“He will tend his flock like a shepherd; he will gather the lambs in his arms; he will carry them in his bosom, and gently lead those that are with young.” (Isaiah 40:11 ESV)
Where Comfort is Found
I stood in the bathroom as another wave of grief poured over me. Mindlessly, my hand drew near to my stomach as I felt the deep emptiness caused by death in the womb. I cried out to the Lord again with my “why’s” and “what if’s”.
I wonder if you’ve been there? Have you questioned the ways of the God of the Universe? Have you said, “Wasn’t there another way you could have taught me this?!”

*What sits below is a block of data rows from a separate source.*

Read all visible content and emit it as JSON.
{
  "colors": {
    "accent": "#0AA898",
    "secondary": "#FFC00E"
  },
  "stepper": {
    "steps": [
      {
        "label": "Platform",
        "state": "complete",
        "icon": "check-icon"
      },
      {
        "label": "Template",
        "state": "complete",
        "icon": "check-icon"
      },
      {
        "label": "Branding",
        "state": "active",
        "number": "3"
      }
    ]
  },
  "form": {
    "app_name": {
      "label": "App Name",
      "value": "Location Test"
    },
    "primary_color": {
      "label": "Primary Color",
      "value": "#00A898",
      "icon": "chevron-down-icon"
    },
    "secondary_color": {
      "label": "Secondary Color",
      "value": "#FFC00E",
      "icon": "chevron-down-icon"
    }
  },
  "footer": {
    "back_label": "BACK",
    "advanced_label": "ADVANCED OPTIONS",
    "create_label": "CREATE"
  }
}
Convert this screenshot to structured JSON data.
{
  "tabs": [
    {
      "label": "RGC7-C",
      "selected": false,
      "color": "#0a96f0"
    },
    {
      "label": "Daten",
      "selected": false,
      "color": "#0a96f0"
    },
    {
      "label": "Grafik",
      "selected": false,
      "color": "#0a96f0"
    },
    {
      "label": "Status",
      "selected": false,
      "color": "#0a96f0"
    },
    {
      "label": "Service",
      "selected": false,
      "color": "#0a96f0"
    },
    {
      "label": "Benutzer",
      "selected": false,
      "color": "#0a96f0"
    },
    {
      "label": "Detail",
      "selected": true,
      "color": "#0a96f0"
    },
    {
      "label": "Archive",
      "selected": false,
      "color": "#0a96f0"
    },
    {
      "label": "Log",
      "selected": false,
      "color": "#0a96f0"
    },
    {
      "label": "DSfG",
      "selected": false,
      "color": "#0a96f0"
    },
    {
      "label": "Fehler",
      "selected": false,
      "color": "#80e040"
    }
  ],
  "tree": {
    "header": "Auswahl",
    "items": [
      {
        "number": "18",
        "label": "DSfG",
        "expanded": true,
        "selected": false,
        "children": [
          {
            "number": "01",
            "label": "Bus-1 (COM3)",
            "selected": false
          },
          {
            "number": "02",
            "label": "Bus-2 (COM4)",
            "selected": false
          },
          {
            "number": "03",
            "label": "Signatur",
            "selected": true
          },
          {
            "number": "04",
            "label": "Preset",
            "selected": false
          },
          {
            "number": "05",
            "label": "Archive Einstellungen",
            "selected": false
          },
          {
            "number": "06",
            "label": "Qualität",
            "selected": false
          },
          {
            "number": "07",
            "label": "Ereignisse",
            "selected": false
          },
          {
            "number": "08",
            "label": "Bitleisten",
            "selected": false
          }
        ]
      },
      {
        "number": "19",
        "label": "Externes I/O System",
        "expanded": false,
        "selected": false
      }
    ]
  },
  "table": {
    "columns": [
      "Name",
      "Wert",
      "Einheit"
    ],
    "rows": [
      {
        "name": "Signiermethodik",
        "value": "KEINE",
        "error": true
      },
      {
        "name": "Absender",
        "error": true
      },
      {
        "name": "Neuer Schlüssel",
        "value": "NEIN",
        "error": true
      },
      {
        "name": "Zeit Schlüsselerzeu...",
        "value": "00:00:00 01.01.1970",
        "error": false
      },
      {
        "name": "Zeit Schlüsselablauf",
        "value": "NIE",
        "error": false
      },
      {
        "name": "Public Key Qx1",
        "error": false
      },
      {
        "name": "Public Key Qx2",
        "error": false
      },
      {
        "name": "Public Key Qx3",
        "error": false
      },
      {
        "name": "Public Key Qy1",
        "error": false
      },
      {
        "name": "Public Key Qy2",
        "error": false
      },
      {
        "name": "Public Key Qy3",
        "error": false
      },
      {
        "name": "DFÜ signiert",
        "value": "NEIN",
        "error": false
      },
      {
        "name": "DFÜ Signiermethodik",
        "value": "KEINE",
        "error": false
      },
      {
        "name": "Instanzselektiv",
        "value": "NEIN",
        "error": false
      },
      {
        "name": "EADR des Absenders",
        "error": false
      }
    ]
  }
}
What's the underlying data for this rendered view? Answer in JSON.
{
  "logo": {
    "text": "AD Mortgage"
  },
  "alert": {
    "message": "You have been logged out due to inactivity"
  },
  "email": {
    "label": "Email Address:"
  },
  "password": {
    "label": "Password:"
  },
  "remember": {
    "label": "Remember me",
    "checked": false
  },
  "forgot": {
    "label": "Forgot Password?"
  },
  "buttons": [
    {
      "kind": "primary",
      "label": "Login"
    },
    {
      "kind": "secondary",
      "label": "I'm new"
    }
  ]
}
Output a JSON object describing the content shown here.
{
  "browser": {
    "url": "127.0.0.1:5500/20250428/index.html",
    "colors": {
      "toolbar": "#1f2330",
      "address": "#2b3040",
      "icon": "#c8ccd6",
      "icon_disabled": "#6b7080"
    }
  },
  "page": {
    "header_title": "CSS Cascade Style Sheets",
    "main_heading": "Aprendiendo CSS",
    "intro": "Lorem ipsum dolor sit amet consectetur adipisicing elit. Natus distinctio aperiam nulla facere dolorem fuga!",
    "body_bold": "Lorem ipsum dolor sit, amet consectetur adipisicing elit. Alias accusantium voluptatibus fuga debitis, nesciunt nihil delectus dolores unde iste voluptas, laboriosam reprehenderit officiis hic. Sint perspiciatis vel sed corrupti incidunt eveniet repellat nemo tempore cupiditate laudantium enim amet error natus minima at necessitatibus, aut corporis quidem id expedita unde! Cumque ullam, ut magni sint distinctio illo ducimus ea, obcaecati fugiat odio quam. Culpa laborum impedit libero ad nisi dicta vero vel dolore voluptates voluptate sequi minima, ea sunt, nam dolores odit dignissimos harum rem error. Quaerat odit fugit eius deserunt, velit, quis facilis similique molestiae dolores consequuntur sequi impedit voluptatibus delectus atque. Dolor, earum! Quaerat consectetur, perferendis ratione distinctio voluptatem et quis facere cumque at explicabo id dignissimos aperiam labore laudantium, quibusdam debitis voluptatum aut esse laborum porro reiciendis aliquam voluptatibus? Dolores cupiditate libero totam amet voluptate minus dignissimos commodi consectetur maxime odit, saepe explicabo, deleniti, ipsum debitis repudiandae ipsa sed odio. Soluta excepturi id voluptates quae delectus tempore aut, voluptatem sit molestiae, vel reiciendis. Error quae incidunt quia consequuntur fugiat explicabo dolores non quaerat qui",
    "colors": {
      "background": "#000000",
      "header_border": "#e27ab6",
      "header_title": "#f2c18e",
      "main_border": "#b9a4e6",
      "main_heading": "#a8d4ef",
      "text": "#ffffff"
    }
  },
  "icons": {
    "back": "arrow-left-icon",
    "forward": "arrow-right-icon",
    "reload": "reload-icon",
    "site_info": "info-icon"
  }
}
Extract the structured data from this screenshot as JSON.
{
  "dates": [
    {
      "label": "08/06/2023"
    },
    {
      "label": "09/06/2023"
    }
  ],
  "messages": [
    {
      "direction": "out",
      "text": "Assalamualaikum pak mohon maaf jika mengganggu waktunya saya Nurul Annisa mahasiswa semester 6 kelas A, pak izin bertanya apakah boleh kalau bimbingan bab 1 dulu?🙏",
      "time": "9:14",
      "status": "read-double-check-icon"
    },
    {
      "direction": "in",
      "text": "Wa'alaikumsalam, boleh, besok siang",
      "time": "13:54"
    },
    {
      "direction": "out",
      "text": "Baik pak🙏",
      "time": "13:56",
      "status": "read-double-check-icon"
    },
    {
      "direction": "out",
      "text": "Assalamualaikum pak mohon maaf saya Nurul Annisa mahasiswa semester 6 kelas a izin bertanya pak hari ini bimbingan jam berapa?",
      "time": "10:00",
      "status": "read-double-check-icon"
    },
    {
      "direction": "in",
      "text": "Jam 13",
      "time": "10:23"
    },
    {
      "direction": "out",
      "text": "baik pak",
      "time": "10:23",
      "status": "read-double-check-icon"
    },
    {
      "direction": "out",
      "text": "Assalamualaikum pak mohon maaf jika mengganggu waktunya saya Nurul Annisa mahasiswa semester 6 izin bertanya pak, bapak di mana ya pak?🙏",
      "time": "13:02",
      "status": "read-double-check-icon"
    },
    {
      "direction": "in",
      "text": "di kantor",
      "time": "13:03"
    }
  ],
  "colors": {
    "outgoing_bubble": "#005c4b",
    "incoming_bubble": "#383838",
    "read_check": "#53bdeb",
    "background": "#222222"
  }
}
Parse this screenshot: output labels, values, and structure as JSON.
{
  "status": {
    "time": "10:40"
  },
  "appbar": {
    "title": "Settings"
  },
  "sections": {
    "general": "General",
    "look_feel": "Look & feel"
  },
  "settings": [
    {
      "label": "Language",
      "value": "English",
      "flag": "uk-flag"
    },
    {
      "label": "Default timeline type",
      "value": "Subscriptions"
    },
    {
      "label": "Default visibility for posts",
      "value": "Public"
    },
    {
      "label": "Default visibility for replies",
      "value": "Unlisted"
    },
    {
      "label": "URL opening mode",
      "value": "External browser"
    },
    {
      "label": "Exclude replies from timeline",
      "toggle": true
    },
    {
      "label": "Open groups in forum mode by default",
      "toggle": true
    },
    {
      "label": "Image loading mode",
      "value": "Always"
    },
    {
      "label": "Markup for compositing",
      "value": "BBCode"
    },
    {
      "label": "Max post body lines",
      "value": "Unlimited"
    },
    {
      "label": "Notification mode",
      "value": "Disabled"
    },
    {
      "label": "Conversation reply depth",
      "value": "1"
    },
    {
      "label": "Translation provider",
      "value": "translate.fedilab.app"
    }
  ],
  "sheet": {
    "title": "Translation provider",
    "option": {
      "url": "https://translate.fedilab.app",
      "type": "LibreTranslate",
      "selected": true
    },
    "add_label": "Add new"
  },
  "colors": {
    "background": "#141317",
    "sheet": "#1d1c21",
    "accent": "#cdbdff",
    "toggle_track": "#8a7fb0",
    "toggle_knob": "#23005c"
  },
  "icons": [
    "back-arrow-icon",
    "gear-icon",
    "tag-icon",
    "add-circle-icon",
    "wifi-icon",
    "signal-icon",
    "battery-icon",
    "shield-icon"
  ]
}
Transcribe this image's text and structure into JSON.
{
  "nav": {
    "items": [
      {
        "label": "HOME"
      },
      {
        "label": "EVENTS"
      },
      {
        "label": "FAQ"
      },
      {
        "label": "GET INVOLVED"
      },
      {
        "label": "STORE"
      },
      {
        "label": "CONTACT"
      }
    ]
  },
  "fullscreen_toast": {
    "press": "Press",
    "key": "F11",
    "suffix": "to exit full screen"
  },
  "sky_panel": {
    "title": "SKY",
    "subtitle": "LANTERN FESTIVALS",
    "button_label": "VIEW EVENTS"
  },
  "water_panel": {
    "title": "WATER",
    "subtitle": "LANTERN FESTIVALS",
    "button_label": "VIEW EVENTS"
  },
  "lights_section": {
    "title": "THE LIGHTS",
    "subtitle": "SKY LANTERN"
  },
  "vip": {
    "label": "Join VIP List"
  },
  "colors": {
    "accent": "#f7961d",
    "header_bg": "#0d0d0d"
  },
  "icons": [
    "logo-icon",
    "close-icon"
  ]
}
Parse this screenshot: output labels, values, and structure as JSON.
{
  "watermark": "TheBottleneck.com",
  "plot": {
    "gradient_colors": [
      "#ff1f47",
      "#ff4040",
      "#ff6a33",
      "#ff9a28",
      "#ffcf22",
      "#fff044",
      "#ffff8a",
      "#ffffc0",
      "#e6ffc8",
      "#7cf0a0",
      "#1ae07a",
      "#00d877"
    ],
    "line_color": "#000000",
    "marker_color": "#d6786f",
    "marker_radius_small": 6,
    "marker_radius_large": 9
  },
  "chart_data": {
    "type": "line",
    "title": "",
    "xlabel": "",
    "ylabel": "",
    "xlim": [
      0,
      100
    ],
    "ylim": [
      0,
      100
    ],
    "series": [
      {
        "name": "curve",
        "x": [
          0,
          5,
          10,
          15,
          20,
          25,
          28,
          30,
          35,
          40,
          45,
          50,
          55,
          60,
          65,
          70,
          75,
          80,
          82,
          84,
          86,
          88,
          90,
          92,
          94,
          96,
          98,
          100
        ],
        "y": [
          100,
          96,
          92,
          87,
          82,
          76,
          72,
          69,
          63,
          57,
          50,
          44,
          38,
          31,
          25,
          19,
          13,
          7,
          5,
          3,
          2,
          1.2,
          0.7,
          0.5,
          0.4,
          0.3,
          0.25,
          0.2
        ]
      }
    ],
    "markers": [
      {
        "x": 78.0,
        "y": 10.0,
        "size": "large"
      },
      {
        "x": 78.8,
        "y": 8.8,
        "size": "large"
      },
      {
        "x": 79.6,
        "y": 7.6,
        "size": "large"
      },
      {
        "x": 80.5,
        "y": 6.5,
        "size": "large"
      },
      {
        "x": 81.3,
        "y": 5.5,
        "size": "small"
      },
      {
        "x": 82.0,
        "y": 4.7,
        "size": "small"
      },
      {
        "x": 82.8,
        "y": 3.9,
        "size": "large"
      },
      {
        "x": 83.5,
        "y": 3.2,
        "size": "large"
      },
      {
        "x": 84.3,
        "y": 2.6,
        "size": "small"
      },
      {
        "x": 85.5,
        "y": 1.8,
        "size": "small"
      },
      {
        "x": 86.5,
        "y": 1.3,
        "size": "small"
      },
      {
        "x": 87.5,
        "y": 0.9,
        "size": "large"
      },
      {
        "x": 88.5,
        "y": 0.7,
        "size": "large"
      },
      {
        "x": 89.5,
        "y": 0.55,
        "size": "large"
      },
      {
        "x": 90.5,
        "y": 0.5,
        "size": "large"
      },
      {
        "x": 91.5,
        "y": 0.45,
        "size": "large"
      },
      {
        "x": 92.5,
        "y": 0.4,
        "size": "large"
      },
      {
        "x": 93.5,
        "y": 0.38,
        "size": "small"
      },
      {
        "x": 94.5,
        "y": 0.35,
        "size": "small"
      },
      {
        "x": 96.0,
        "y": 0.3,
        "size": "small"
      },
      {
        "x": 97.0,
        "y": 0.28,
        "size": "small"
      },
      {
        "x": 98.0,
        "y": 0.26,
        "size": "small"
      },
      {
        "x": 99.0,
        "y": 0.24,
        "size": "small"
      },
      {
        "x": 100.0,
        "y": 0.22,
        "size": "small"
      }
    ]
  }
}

I have. I’ve melted under the weight of my trial and accused God with Job, saying, “Let the Almighty answer me!” (Job 31:35).
His answer was Psalm 23. The Holy Spirit reminded me that God is perfectly sovereign, perfectly wise, and perfectly good. Though at the time I could have thought of a hundred different ways I would have done things, I am not God. Nor am I sovereign, wise, or good. And today, three miscarriages and one earthly child later, I can confidently say that I have gazed upon the goodness of the Lord in my suffering. Therefore, I can trust that my God will always choose not just a better path, but the best path for my life. He chooses the one that will bring me the most good and him the most glory (Romans 8:28; Psalm 23:3). I’ve seen his faithfulness to me in suffering and this helps me trust him with future trials that may come.
True comfort is found when we surrender our hearts fully to the good plan he has for us, even if it involves pain. It’s found by humbly laying those questions we have at his feet and leaving them there. It’s found in our daily choice to believe the truth that whatever we are facing, whether it be loss, singleness, poverty, physical illness or any other trial, God is still in control and immensely good. Whatever comes into your life today and every day is his goodness and mercy to you.
Oh friends, what comfort we have in Christ! We can trust him. He is sovereign and he is so very good.
“He is my God though dark my roadSweet Comfort by Sandra McCracken
He holds me, I shall not fall
Whatever my God ordains is right
To him I leave it all.
Sweet comfort, sweet comfort
Yet shall fill my heart”